=== What is being asked ===
Exactly one number should make up the answer: how many lines of the listing contain the string "Josée".

=== Information ===
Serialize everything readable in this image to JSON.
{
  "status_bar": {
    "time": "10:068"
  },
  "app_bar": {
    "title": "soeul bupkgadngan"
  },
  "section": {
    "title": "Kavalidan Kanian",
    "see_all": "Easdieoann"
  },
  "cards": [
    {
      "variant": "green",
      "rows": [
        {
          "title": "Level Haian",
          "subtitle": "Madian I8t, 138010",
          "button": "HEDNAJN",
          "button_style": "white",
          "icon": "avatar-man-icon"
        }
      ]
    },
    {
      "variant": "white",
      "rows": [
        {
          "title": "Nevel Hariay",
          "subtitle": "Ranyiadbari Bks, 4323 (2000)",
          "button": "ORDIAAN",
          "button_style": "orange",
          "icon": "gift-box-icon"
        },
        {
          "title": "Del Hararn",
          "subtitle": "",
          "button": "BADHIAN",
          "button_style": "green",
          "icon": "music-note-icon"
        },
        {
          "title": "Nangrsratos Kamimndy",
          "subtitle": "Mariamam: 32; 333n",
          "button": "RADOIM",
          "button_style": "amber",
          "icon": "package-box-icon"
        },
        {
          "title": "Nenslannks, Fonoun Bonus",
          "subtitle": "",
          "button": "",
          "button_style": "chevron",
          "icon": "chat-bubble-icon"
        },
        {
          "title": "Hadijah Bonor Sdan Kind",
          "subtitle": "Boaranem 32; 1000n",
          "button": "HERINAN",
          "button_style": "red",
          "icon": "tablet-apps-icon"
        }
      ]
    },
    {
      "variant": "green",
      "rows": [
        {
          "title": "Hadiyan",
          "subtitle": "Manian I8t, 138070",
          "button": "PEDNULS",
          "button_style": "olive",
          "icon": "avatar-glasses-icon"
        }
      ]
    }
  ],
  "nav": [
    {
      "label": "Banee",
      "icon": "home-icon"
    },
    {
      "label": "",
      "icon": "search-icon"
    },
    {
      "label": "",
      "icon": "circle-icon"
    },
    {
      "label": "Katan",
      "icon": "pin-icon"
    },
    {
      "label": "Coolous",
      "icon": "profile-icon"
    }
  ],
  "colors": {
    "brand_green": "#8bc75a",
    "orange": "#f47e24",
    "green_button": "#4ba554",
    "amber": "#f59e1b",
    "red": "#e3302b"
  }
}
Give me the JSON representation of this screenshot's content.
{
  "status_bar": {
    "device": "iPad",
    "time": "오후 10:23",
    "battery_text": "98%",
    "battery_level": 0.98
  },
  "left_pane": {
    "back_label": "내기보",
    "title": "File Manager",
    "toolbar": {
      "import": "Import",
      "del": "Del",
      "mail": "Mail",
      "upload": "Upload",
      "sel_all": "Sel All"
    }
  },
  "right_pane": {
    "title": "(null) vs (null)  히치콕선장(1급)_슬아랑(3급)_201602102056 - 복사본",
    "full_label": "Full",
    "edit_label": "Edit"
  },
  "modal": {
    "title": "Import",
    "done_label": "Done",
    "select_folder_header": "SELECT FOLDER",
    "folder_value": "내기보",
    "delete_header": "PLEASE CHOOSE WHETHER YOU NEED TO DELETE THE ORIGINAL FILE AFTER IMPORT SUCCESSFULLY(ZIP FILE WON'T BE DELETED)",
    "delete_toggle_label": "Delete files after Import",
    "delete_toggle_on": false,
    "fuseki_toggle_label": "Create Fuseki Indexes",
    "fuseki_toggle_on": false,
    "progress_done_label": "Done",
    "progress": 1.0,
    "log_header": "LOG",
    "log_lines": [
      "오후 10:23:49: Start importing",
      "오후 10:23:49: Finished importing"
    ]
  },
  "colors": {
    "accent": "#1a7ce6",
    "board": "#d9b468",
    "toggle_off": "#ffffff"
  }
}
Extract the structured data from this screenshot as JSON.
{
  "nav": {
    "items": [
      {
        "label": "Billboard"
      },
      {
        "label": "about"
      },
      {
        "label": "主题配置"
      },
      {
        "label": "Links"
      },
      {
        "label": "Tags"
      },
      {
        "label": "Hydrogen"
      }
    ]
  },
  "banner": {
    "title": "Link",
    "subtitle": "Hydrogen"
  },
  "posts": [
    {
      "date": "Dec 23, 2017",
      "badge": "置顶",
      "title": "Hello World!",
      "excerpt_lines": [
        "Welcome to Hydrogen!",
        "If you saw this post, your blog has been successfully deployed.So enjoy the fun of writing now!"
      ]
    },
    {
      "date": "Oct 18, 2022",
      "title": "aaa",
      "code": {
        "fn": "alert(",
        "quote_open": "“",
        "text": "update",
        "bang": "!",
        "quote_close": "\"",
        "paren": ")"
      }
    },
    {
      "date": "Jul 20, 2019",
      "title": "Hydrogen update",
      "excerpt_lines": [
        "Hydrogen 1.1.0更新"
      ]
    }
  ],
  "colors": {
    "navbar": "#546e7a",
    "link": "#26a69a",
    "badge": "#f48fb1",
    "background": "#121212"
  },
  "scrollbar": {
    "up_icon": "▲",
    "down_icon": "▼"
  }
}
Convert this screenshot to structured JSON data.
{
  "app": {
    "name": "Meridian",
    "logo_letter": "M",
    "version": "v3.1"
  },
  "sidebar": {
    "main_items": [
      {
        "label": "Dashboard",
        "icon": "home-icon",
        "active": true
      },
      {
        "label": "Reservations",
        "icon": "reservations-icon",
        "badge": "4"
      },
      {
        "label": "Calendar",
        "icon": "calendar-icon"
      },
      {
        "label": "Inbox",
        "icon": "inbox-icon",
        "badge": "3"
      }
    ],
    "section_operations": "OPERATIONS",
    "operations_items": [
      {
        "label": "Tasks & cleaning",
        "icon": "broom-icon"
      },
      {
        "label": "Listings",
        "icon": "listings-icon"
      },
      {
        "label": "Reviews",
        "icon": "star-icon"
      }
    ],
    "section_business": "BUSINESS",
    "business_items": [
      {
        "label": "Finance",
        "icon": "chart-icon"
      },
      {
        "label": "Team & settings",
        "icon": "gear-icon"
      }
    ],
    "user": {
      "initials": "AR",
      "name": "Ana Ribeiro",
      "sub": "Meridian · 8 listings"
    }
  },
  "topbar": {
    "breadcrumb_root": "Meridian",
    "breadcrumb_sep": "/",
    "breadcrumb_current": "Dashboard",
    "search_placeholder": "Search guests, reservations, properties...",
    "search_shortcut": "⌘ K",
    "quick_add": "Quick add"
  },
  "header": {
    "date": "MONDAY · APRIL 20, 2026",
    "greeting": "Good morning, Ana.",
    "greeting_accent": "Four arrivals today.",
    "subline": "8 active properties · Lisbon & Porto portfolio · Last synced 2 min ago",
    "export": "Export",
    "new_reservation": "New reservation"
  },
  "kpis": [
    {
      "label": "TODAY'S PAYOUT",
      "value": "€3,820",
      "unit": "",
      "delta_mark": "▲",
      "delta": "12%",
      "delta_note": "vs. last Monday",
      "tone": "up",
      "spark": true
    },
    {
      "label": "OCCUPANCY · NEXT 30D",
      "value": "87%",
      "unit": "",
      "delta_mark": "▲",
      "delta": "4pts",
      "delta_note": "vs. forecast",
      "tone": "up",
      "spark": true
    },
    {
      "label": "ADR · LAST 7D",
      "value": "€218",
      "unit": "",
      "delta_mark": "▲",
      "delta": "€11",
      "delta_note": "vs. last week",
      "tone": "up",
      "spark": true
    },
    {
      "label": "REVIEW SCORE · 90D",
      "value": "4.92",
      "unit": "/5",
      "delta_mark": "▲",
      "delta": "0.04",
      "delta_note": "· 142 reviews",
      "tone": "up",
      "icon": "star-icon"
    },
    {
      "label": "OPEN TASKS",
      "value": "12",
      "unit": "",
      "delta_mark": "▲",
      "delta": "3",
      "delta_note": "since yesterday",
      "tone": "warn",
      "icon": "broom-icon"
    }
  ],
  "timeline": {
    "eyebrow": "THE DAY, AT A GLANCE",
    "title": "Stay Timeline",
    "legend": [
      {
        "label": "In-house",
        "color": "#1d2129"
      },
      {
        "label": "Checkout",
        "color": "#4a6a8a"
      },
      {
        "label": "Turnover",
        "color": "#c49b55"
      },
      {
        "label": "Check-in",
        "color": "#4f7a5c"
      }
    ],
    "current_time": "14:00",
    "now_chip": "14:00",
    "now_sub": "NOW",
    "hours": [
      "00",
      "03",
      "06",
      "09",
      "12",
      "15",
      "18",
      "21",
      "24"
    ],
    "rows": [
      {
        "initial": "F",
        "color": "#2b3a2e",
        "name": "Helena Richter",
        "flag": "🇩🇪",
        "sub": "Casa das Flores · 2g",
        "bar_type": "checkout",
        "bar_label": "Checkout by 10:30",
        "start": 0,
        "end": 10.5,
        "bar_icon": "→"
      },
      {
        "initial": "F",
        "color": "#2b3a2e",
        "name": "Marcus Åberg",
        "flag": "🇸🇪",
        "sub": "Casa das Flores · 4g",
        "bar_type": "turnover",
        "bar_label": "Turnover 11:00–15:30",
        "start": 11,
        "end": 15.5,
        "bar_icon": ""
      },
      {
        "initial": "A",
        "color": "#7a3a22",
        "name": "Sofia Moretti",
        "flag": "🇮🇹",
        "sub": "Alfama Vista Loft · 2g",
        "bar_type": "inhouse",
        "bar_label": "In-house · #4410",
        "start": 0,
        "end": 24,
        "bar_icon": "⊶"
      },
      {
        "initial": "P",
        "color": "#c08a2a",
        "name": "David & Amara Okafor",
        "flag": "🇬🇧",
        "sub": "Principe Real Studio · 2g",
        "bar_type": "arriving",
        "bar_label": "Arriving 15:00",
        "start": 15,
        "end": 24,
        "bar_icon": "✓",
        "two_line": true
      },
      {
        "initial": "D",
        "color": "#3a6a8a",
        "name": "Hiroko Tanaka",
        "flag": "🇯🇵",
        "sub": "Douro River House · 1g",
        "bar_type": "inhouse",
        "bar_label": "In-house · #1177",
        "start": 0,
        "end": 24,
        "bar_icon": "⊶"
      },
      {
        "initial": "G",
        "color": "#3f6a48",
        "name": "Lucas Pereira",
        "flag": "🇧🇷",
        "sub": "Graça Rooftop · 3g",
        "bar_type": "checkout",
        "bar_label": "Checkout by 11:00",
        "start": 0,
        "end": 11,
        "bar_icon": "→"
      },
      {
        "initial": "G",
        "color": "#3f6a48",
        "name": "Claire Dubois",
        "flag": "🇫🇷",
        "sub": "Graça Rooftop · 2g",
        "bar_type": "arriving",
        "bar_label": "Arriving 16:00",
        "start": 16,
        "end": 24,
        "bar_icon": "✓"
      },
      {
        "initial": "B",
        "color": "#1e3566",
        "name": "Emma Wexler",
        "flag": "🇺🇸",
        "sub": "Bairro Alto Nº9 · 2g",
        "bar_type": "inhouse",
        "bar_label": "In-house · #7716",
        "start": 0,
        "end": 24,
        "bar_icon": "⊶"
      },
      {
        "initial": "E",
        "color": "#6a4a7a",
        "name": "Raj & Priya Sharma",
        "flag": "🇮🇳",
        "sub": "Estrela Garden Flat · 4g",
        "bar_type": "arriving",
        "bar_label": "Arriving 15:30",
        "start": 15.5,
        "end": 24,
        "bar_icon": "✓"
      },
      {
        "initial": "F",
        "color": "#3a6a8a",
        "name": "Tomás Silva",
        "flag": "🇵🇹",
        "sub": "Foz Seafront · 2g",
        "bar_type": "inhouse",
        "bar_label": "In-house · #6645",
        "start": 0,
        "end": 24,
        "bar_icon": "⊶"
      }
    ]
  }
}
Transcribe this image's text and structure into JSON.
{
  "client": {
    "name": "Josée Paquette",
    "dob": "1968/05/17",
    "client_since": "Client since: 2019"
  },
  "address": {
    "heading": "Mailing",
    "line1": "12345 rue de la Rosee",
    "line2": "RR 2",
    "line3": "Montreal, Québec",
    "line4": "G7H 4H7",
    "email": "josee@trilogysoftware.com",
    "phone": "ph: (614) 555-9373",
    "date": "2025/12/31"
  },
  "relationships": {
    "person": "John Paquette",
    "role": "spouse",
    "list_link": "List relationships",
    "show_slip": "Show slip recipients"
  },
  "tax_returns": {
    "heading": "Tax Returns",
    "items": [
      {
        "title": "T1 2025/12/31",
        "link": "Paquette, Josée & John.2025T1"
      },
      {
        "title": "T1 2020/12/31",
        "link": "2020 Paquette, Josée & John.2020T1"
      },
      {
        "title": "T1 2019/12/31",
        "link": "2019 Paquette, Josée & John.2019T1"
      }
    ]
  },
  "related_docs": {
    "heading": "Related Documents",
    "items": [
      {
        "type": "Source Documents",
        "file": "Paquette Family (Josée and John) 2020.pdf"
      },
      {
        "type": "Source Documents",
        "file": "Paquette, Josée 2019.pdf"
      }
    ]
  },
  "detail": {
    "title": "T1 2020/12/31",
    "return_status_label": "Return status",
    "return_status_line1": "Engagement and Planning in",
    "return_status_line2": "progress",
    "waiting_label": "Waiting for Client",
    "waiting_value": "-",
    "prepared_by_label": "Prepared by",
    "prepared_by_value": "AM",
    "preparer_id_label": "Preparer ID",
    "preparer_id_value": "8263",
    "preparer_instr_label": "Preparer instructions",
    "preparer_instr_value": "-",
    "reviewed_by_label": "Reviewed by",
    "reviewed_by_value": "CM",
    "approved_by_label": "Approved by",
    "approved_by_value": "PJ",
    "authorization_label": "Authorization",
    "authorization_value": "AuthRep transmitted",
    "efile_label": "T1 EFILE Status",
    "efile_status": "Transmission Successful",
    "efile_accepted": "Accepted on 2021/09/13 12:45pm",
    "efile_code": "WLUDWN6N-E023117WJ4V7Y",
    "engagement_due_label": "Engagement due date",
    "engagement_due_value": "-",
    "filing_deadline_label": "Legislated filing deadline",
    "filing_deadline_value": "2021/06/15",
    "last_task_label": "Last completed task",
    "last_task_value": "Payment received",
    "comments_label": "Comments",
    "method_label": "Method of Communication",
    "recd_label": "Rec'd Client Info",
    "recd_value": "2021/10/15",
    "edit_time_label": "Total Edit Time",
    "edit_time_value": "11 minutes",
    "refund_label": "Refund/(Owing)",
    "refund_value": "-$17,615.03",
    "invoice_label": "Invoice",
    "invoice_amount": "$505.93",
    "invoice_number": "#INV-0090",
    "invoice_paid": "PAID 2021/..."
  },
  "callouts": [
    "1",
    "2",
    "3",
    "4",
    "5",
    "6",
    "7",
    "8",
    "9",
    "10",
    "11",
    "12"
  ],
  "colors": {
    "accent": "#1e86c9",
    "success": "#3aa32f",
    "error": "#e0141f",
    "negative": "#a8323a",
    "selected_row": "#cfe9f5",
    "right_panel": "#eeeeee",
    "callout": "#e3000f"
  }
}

=== Response to the exercise ===
6